**DATA EXTRACTS**:

[Start of Attachment]

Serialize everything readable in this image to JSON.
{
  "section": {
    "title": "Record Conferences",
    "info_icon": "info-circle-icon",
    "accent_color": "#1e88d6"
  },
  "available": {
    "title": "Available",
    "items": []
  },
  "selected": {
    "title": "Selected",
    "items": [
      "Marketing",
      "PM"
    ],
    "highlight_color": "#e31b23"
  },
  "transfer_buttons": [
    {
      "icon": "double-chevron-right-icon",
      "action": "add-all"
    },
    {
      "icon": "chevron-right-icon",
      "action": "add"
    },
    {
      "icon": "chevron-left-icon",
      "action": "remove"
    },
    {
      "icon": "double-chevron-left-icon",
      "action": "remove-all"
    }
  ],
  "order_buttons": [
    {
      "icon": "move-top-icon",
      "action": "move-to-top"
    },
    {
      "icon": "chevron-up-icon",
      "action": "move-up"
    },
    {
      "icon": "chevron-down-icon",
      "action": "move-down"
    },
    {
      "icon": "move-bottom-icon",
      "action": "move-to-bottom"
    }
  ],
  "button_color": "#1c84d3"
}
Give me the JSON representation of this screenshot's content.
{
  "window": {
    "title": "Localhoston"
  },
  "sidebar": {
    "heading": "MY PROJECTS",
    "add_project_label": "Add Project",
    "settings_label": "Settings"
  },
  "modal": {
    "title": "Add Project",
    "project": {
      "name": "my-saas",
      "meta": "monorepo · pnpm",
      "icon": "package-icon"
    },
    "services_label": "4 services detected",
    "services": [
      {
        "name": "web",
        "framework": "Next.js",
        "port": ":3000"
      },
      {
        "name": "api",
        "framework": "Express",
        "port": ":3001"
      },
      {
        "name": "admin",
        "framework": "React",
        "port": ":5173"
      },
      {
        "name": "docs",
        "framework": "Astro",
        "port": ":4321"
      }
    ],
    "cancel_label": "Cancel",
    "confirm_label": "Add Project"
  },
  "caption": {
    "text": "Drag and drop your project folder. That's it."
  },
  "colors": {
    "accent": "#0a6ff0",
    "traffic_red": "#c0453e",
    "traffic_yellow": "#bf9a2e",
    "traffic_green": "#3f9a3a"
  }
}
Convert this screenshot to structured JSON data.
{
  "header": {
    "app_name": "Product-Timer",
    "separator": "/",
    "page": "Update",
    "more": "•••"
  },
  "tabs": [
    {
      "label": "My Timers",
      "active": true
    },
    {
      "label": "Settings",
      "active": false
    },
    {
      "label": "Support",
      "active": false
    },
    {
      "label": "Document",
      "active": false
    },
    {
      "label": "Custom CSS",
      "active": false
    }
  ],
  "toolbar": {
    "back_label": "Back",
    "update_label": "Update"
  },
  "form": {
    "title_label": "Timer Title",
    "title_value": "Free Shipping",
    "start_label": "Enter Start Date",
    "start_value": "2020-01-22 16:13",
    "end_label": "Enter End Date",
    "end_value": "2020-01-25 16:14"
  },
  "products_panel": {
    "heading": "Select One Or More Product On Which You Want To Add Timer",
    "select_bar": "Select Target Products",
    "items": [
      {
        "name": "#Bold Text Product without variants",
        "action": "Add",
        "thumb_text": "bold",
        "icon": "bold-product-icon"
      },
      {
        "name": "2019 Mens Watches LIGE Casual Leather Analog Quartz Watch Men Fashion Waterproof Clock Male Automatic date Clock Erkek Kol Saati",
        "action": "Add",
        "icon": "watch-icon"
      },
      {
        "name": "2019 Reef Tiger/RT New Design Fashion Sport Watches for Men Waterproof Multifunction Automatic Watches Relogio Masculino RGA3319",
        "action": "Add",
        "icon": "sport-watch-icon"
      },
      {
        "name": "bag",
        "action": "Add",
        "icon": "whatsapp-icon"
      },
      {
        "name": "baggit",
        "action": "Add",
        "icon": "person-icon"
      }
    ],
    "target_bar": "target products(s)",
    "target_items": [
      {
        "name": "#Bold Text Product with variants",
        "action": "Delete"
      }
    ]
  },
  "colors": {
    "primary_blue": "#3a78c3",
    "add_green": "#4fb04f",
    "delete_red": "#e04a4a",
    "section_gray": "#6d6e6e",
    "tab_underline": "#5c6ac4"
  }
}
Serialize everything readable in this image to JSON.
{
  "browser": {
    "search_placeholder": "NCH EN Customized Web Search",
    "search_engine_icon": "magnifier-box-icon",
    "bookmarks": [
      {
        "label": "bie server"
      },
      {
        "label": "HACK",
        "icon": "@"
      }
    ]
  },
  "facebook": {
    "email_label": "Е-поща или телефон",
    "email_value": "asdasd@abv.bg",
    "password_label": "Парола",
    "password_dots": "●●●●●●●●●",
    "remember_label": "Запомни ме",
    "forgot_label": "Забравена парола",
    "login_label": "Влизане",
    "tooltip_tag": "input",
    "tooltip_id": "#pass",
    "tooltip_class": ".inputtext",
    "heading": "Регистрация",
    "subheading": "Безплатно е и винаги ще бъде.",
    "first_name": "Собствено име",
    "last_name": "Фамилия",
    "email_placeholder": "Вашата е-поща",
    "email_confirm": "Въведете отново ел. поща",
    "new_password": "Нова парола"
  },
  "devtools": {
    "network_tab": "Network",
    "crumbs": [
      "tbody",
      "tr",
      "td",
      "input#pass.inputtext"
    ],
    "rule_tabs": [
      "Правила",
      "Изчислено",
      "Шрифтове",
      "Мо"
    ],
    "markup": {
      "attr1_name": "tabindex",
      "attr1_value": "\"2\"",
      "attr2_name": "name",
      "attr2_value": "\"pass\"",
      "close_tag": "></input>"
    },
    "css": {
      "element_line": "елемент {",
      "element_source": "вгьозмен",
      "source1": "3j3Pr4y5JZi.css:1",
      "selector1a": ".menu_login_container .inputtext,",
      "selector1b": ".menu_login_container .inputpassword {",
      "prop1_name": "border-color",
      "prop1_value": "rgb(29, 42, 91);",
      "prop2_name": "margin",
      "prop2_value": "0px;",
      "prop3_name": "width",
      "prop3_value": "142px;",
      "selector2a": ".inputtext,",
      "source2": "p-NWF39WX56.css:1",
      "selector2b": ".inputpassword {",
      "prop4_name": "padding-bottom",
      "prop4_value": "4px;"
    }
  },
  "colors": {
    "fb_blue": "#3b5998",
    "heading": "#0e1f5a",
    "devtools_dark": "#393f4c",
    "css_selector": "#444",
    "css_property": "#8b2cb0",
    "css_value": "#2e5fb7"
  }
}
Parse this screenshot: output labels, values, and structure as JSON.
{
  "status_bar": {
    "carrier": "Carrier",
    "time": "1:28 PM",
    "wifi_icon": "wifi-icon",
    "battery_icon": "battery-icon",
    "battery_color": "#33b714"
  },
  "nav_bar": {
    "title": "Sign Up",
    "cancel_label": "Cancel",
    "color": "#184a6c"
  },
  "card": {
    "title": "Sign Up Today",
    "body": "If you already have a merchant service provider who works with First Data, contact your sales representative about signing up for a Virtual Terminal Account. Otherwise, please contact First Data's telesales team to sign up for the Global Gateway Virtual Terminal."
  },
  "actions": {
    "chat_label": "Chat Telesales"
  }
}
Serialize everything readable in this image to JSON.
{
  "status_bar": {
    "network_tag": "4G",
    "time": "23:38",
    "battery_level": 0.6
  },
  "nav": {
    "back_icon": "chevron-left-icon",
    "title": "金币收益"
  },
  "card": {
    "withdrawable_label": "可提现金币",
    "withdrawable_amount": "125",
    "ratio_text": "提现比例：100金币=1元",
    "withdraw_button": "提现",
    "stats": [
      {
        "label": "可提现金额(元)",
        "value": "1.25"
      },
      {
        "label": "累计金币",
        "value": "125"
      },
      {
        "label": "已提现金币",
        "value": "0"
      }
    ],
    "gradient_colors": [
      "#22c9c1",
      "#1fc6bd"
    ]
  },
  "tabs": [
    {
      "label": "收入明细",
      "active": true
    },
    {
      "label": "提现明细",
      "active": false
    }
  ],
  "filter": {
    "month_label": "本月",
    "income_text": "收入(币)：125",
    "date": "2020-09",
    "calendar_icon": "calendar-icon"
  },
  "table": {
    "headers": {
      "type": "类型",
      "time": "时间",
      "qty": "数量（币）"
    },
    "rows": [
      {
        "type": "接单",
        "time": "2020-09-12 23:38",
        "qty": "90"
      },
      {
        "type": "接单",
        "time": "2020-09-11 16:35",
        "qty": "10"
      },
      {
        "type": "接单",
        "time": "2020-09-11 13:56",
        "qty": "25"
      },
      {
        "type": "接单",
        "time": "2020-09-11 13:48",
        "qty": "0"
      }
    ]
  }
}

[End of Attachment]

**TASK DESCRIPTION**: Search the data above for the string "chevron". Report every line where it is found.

**RESPONSE**:
      "icon": "double-chevron-right-icon",
      "icon": "chevron-right-icon",
      "icon": "chevron-left-icon",
      "icon": "double-chevron-left-icon",
      "icon": "chevron-up-icon",
      "icon": "chevron-down-icon",
    "back_icon": "chevron-left-icon",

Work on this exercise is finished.